TASK INPUT →

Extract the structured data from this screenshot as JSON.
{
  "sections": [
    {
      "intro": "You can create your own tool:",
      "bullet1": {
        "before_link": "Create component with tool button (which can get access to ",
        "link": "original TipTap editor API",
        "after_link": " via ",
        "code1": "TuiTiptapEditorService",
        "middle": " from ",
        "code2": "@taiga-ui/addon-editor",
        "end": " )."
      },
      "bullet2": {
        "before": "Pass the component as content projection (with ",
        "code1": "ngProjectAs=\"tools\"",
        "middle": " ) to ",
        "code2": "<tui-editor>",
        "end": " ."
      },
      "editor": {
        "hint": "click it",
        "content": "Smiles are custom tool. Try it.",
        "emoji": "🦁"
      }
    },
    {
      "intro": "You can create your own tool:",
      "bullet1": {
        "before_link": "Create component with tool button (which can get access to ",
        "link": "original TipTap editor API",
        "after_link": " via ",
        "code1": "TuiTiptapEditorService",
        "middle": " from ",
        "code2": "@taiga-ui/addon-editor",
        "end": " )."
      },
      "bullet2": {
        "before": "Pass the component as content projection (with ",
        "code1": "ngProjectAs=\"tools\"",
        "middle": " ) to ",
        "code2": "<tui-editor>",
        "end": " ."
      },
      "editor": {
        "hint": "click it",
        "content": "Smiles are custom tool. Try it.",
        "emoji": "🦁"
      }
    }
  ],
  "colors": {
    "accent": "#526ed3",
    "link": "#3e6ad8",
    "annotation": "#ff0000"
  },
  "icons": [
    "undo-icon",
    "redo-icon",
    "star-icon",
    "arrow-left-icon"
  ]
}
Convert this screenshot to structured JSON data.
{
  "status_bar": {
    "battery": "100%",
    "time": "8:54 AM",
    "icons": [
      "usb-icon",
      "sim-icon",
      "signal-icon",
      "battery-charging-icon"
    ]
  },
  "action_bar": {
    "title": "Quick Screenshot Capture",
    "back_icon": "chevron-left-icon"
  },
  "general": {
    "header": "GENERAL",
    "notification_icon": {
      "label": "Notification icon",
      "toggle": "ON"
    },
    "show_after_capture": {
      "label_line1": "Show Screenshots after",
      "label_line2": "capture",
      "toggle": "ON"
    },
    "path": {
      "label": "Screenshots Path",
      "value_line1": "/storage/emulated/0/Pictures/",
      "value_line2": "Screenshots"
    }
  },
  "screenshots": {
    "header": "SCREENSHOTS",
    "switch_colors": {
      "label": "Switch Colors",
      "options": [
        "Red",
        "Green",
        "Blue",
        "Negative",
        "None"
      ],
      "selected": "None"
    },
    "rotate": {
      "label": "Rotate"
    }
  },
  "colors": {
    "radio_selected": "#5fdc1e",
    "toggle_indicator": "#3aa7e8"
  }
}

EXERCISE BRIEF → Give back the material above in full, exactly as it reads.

RESPONSE →
Extract the structured data from this screenshot as JSON.
{
  "sections": [
    {
      "intro": "You can create your own tool:",
      "bullet1": {
        "before_link": "Create component with tool button (which can get access to ",
        "link": "original TipTap editor API",
        "after_link": " via ",
        "code1": "TuiTiptapEditorService",
        "middle": " from ",
        "code2": "@taiga-ui/addon-editor",
        "end": " )."
      },
      "bullet2": {
        "before": "Pass the component as content projection (with ",
        "code1": "ngProjectAs=\"tools\"",
        "middle": " ) to ",
        "code2": "<tui-editor>",
        "end": " ."
      },
      "editor": {
        "hint": "click it",
        "content": "Smiles are custom tool. Try it.",
        "emoji": "🦁"
      }
    },
    {
      "intro": "You can create your own tool:",
      "bullet1": {
        "before_link": "Create component with tool button (which can get access to ",
        "link": "original TipTap editor API",
        "after_link": " via ",
        "code1": "TuiTiptapEditorService",
        "middle": " from ",
        "code2": "@taiga-ui/addon-editor",
        "end": " )."
      },
      "bullet2": {
        "before": "Pass the component as content projection (with ",
        "code1": "ngProjectAs=\"tools\"",
        "middle": " ) to ",
        "code2": "<tui-editor>",
        "end": " ."
      },
      "editor": {
        "hint": "click it",
        "content": "Smiles are custom tool. Try it.",
        "emoji": "🦁"
      }
    }
  ],
  "colors": {
    "accent": "#526ed3",
    "link": "#3e6ad8",
    "annotation": "#ff0000"
  },
  "icons": [
    "undo-icon",
    "redo-icon",
    "star-icon",
    "arrow-left-icon"
  ]
}
Convert this screenshot to structured JSON data.
{
  "status_bar": {
    "battery": "100%",
    "time": "8:54 AM",
    "icons": [
      "usb-icon",
      "sim-icon",
      "signal-icon",
      "battery-charging-icon"
    ]
  },
  "action_bar": {
    "title": "Quick Screenshot Capture",
    "back_icon": "chevron-left-icon"
  },
  "general": {
    "header": "GENERAL",
    "notification_icon": {
      "label": "Notification icon",
      "toggle": "ON"
    },
    "show_after_capture": {
      "label_line1": "Show Screenshots after",
      "label_line2": "capture",
      "toggle": "ON"
    },
    "path": {
      "label": "Screenshots Path",
      "value_line1": "/storage/emulated/0/Pictures/",
      "value_line2": "Screenshots"
    }
  },
  "screenshots": {
    "header": "SCREENSHOTS",
    "switch_colors": {
      "label": "Switch Colors",
      "options": [
        "Red",
        "Green",
        "Blue",
        "Negative",
        "None"
      ],
      "selected": "None"
    },
    "rotate": {
      "label": "Rotate"
    }
  },
  "colors": {
    "radio_selected": "#5fdc1e",
    "toggle_indicator": "#3aa7e8"
  }
}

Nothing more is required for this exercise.